:: WORK TASK ::
Whenever a line below includes the word "this", copy that line.

:: PROVIDED RECORDS ::
:::::

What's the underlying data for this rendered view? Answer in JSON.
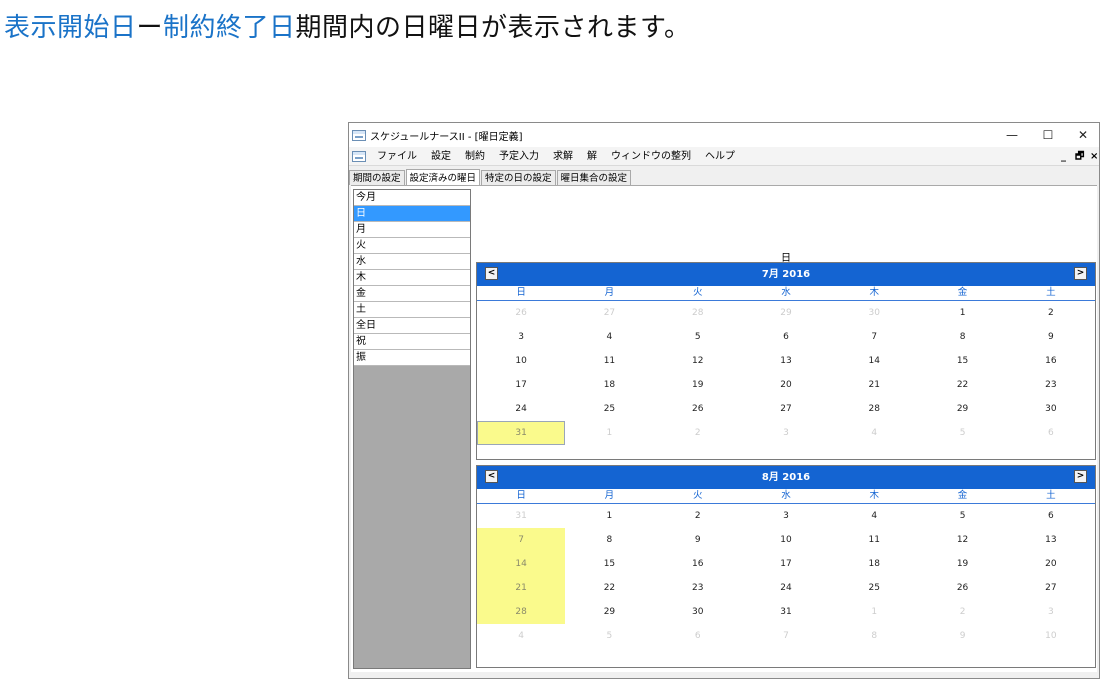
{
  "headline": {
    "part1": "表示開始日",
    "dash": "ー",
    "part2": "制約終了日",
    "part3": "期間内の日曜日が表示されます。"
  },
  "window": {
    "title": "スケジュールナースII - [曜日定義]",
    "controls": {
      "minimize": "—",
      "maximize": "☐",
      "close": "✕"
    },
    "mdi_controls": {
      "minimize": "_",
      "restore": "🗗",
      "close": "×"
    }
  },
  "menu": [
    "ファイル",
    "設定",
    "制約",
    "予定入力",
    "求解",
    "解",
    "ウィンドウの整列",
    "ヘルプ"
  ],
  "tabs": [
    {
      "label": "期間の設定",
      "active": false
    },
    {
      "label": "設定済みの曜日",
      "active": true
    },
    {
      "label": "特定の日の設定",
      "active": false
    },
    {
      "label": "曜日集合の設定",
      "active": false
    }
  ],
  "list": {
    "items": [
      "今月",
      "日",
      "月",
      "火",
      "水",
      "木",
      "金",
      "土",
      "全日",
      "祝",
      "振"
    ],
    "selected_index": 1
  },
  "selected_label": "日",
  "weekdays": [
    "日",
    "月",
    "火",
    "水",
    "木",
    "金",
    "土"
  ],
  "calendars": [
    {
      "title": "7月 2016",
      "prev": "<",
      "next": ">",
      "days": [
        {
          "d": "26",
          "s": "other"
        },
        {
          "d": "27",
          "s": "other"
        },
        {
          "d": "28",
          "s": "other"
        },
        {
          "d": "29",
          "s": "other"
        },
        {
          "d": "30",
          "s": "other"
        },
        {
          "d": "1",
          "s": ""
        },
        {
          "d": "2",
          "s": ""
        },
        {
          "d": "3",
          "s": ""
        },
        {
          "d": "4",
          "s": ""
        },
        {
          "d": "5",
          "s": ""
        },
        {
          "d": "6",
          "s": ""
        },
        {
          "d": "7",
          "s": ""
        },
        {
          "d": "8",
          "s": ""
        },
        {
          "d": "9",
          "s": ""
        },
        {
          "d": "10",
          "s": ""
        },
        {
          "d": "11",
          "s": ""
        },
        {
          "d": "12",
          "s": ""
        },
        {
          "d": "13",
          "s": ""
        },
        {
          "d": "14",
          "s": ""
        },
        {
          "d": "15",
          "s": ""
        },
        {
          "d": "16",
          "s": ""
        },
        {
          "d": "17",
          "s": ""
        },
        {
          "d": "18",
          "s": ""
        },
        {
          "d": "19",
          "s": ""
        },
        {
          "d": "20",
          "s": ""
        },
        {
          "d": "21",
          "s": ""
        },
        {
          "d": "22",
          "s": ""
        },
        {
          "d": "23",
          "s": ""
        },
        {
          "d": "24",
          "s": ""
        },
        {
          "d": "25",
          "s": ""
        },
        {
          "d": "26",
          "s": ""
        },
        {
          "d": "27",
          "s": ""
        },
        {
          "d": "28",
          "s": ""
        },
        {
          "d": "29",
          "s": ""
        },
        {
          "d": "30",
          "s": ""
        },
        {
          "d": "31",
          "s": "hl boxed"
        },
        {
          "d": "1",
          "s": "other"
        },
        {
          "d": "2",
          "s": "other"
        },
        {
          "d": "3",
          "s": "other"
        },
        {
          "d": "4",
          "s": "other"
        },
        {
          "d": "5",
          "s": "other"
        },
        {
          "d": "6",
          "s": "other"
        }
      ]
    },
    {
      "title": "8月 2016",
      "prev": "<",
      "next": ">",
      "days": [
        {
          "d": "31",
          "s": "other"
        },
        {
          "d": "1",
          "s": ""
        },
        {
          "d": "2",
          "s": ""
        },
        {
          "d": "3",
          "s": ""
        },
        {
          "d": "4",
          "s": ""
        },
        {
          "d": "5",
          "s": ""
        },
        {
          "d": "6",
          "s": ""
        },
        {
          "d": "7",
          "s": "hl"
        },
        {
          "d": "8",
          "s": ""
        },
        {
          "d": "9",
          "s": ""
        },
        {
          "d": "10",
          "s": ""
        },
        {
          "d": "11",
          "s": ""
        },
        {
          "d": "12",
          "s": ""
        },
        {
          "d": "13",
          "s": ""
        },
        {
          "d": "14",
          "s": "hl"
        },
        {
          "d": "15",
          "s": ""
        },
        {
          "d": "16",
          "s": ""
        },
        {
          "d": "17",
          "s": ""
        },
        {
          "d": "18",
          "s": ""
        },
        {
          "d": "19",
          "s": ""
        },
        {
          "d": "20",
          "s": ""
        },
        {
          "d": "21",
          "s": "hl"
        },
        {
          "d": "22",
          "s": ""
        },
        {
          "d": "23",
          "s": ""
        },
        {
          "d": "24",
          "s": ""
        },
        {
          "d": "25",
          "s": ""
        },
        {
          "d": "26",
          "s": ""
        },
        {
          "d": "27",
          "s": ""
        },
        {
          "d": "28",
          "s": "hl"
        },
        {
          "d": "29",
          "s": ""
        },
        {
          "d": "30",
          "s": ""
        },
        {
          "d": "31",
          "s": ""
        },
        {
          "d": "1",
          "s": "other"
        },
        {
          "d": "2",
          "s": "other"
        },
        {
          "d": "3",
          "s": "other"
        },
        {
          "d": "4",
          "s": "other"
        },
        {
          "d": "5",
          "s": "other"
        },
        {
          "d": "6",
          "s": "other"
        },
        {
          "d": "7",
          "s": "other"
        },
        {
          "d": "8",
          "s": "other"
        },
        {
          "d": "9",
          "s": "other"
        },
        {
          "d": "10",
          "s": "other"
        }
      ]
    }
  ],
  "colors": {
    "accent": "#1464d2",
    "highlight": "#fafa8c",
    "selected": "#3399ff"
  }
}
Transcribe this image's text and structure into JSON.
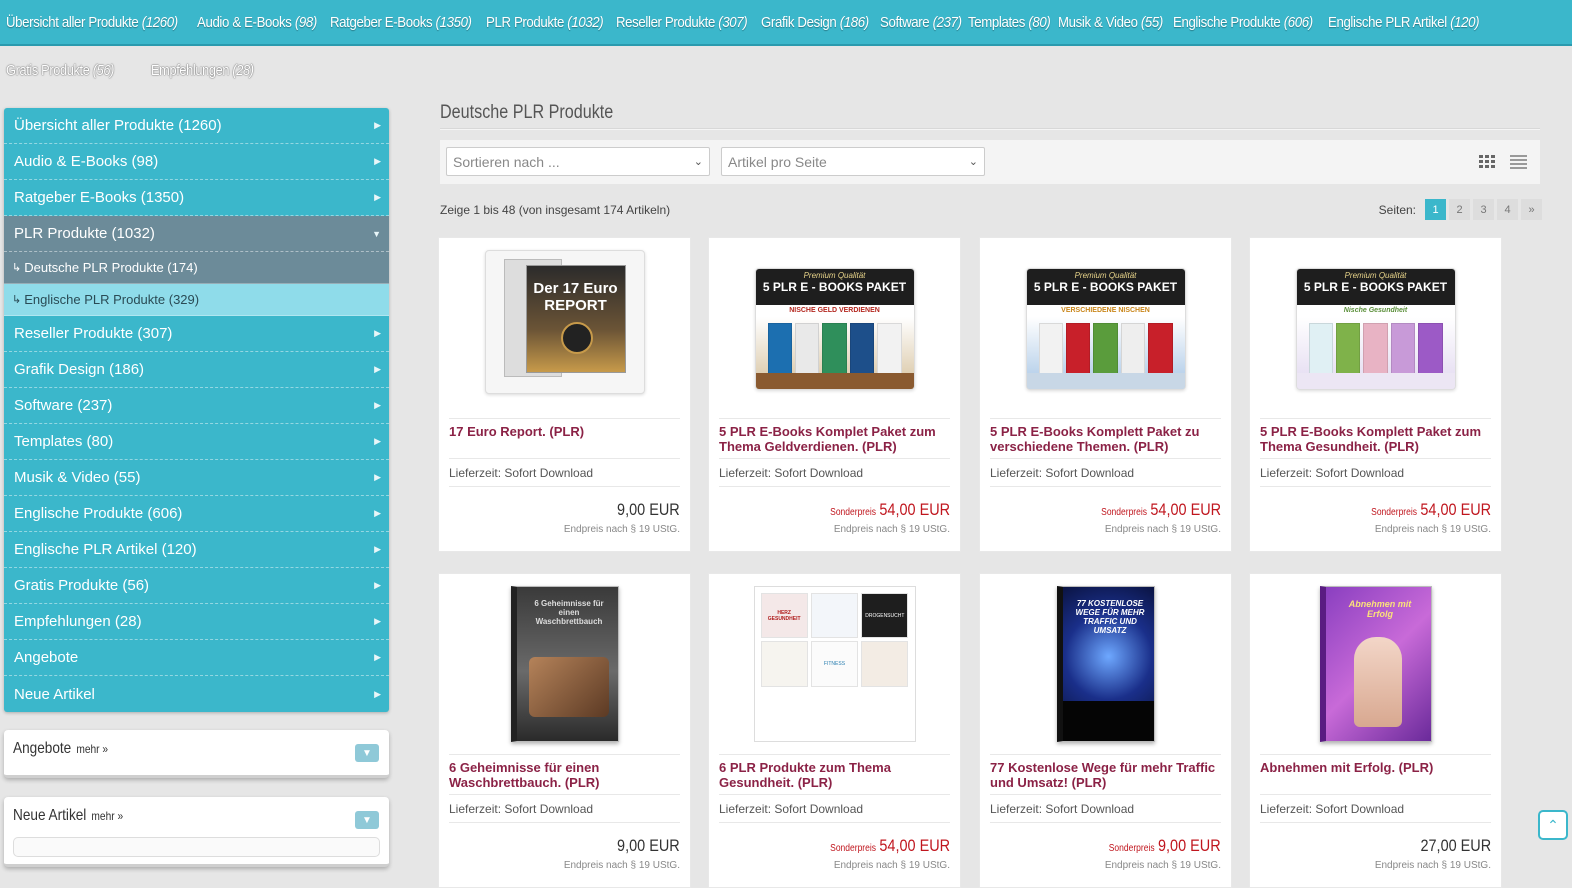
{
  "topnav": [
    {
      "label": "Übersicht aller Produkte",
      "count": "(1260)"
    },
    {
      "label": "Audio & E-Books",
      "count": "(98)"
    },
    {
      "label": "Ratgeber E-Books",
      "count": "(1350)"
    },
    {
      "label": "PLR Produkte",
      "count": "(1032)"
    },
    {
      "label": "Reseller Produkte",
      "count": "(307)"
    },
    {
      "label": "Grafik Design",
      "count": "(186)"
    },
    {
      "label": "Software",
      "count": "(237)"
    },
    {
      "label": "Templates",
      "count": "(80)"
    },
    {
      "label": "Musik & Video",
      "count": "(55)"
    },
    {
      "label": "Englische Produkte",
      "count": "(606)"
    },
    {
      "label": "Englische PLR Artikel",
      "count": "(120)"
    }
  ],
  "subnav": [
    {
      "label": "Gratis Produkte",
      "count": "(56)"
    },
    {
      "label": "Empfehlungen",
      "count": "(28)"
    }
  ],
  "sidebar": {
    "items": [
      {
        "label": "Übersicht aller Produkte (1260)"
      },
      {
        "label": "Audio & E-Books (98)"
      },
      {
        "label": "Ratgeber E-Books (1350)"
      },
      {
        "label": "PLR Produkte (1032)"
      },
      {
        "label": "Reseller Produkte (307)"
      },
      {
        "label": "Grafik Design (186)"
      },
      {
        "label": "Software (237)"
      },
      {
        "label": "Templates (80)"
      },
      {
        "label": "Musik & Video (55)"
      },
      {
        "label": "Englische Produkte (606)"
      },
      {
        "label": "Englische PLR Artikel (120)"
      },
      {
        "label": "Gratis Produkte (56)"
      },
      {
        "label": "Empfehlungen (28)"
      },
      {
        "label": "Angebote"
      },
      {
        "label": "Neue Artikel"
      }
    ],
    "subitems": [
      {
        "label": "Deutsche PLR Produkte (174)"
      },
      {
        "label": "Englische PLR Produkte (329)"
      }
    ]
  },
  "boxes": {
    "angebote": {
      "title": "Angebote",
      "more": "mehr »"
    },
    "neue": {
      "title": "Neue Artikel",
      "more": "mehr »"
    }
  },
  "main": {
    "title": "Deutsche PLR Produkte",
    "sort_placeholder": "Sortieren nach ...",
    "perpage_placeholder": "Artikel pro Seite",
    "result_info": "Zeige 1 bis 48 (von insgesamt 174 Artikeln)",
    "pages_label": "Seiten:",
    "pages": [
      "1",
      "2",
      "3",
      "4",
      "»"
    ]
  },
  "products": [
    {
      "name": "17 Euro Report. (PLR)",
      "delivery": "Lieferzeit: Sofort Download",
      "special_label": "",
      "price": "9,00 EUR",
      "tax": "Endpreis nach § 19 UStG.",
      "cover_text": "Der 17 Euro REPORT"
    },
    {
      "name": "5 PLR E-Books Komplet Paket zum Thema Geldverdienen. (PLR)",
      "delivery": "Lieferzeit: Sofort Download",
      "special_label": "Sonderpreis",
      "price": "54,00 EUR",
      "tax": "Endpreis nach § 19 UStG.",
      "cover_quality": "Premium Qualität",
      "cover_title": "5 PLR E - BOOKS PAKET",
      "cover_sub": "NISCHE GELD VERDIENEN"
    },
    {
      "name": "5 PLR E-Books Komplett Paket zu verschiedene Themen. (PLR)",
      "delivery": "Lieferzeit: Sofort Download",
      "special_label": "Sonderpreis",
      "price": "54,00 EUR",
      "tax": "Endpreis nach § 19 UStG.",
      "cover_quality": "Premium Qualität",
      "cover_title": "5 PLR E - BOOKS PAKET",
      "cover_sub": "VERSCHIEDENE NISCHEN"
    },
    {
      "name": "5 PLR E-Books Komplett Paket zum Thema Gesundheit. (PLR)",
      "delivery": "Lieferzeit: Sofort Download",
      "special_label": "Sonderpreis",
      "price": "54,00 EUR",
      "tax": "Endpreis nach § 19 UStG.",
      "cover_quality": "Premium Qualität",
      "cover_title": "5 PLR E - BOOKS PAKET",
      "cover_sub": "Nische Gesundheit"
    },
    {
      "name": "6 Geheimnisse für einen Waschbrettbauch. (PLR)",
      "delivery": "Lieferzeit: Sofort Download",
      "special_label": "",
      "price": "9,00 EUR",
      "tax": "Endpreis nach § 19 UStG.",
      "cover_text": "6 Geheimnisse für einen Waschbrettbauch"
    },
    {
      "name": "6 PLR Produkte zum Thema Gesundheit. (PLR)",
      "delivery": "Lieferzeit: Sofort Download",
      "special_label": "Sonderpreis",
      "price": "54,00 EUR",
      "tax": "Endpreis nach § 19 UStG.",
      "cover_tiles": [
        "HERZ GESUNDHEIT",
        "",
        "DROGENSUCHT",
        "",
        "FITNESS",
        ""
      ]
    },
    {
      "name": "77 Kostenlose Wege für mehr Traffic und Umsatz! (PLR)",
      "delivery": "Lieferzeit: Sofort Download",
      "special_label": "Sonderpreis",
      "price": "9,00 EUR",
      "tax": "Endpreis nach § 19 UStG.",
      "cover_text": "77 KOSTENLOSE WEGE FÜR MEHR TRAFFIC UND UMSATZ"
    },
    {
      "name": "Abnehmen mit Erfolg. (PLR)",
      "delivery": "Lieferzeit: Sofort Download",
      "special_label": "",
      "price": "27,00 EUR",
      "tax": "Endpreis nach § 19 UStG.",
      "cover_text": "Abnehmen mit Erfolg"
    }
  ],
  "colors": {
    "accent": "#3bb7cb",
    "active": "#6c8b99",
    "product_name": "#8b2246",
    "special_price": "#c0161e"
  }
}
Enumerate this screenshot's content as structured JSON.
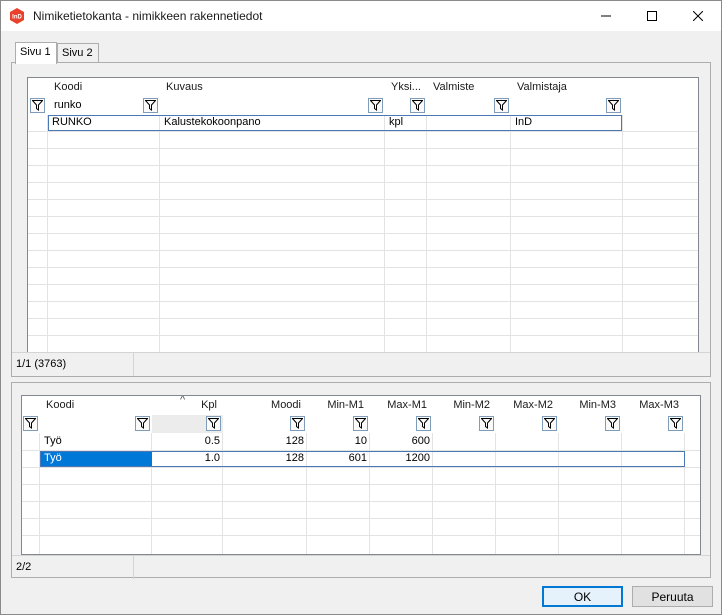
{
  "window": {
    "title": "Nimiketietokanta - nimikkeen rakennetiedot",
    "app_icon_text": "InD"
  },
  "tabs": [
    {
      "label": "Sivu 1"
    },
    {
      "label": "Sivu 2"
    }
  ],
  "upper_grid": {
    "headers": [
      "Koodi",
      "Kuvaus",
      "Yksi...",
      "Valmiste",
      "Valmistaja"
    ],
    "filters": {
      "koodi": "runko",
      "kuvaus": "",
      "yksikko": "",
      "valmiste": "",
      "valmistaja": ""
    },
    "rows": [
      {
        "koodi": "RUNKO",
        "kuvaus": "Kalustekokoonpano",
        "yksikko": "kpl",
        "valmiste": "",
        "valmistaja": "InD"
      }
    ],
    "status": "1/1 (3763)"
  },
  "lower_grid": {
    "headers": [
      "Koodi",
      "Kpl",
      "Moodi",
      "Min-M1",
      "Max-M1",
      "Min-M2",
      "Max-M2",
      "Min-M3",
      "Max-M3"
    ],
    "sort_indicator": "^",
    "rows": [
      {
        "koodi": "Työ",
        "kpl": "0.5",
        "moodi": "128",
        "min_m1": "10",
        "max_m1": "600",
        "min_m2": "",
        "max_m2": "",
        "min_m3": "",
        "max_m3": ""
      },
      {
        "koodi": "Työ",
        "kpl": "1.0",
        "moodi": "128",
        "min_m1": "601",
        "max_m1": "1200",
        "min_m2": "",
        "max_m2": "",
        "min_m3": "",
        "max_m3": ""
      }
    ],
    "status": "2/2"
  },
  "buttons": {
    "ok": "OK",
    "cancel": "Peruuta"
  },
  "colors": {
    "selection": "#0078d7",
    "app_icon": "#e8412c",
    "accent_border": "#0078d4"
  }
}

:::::

:: SOLVED PROBLEM ::
What's the underlying data for this rendered view? Answer in JSON.
Transcribe this image's text and structure into JSON.
Enumerate this screenshot's content as structured JSON.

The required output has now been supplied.